Leadership in the Hospitality Industry: Boadecia vs. Attila-Bring It On!
Whitelaw, Paul, Morda, Romana, Journal of Hospitality and Tourism Management
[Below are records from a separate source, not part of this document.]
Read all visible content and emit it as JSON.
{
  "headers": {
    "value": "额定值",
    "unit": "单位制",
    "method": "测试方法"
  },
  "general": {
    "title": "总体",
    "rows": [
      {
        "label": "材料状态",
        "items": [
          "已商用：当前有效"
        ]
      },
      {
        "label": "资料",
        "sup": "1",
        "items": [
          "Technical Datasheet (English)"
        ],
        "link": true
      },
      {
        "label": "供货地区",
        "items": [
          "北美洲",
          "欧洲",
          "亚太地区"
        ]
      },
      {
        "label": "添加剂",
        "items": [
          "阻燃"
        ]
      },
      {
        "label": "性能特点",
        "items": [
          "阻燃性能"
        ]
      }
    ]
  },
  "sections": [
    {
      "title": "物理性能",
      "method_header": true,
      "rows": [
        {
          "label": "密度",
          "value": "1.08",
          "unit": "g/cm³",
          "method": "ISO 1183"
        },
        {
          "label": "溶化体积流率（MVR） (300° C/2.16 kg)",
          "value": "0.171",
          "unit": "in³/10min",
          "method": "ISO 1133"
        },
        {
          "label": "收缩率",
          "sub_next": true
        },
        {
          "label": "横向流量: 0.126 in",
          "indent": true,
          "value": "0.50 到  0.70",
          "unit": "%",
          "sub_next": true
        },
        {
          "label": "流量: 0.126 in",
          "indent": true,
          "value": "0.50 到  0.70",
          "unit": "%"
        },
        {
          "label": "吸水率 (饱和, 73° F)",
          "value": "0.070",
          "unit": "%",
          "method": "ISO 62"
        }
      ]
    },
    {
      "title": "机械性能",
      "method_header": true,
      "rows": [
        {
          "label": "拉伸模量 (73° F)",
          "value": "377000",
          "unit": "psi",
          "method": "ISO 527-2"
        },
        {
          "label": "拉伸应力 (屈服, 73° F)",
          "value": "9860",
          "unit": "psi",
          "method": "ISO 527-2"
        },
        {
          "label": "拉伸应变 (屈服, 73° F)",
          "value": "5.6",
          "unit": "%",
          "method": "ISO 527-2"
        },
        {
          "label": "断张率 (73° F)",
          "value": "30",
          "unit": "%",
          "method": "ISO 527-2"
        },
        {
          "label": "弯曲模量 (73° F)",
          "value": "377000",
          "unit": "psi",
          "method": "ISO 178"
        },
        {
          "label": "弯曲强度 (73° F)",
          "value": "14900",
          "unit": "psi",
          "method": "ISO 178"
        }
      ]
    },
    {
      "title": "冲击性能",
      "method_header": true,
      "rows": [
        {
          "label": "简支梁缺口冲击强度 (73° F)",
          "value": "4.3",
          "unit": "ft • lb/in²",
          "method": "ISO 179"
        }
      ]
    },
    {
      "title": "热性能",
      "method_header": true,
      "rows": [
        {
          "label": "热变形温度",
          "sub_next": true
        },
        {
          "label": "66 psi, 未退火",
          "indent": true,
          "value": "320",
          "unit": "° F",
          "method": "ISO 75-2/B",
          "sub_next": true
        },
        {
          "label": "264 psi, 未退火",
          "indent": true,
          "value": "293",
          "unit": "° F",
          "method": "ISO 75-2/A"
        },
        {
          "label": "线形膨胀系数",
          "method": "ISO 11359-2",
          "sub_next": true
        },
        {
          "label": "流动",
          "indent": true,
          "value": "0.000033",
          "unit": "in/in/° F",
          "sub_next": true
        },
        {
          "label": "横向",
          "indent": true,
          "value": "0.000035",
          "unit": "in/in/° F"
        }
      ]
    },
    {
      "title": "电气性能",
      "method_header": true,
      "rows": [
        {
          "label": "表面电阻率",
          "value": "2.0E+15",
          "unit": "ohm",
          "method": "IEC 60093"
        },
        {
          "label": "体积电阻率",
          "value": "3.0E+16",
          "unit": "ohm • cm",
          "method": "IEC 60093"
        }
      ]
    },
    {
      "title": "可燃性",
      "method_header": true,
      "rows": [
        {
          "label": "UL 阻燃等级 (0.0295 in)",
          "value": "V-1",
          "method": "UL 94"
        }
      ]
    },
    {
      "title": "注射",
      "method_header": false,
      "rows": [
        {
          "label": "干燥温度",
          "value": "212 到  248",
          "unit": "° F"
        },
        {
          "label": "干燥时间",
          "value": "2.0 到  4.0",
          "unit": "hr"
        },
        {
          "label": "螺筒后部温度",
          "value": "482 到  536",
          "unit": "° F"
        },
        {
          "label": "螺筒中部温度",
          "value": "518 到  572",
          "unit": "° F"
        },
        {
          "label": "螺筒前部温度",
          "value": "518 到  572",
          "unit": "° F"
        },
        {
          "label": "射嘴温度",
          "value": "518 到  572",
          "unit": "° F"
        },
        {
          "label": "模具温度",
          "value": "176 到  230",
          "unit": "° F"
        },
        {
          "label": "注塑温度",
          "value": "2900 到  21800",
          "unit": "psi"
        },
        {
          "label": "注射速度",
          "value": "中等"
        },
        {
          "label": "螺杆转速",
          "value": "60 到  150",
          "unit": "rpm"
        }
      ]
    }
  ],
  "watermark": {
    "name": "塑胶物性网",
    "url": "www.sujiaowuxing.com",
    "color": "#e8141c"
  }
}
The need for high-quality leaders in the hospitality industry has been readily recognised and is seen as critical to the long-term well-being of the industry. In recent years, the industry has undergone something of a sea change in its gender composition, with increasing numbers of females graduating from hospitality and tourism management courses. This suggests that the gender composition of managerial ranks is likely to change in the medium term, with concurrent changes in the typical leadership style valued in the industry. This article seeks to explore and quantify the differences in gender-based perceptions of leadership styles and outcomes in the hospitality industry. Using the Multifactor Leadership Questionnaire (MLQ; Bass & Avelio, 1995), a well-established self-administered instrument, the researchers used a "snowballing" technique to recruit a self-selected sample of 264 hospitality employees. These employees work in a variety of sectors in the hospitality industry, including large international-style hotels, small franchised motels, food and beverage operations and contract catering, and at levels ranging from junior staff to senior property and site managers. The data indicated that despite their similarities, there were a number of subtle but significant differences between males and females in terms of the behaviours used and the extent to which various behaviours contributed to successful leadership outcomes, One potentially confounding result was the high emphasis placed upon the "contingent reward leadership style" by females and may be explained by the female's desire for clear, open and transparent communication. More generally, the differences between males and females were manifested in the form of the males placing greater emphasis on "confronting" and "sporting" leadership styles while the females placed greater emphasis on leadership styles which are built upon clear and concise communication and a greater focus on personal consideration for the team members. However, these subtle differences warrant further investigation--possibly using a more holistic approach-such as a 360 degree assessment or semi-structured interviews.
This study sought to explore and quantify the differences in gender-based perceptions of leadership styles and outcomes in the hospitality industry. Leadership studies in the hospitality industry have tended to focus on identifying the personality traits of effective leaders (Berger, Ferguson, & Woods, 1989; Bond, 1998; Cichy, Sciarini & Patton, 1992; Cichy & Schmidgall, 1996; Greger & Peterson, 2000). Bond (1998, p. 1104) examined the style of leadership shown and valued in the hospitality industry arguing that there were two types of leaders: "those in the hotel business and those in the business of hotels". Leaders in the hotel industry focus on the needs of employees and the provision of a high-quality service to guests. These leaders are also described as charismatic. In comparison, leaders in the business of hotels (such as leaders of hotel real-estate investment trusts) were found to possess exceptional financial skills. To succeed in the hospitality industry, Bond (1998) contends that leaders needed to combine strong interpersonal skills with sound business knowledge and hotel operational skills--in effect, arguing that a mix of transactional and transformational leadership skills are needed to succeed in the hospitality field.
This article seeks to identify and assess the existence of gender differences in these leadership styles among hospitality professionals.
Transactional and Transformational Leadership
Extending on the work of Bums (1978), who was one of the first theorists to distinguish between transactional and transformational leadership, Bass and his colleagues (Bass, 1997; Bass & Avolio, 1994) have developed a comprehensive model of these two forms of leadership. In its present form, the model consists of three transactional-leadership dimensions and five transformational-leadership dimensions (Antonakis, Avolio, & Svasubramaniam, 2003). …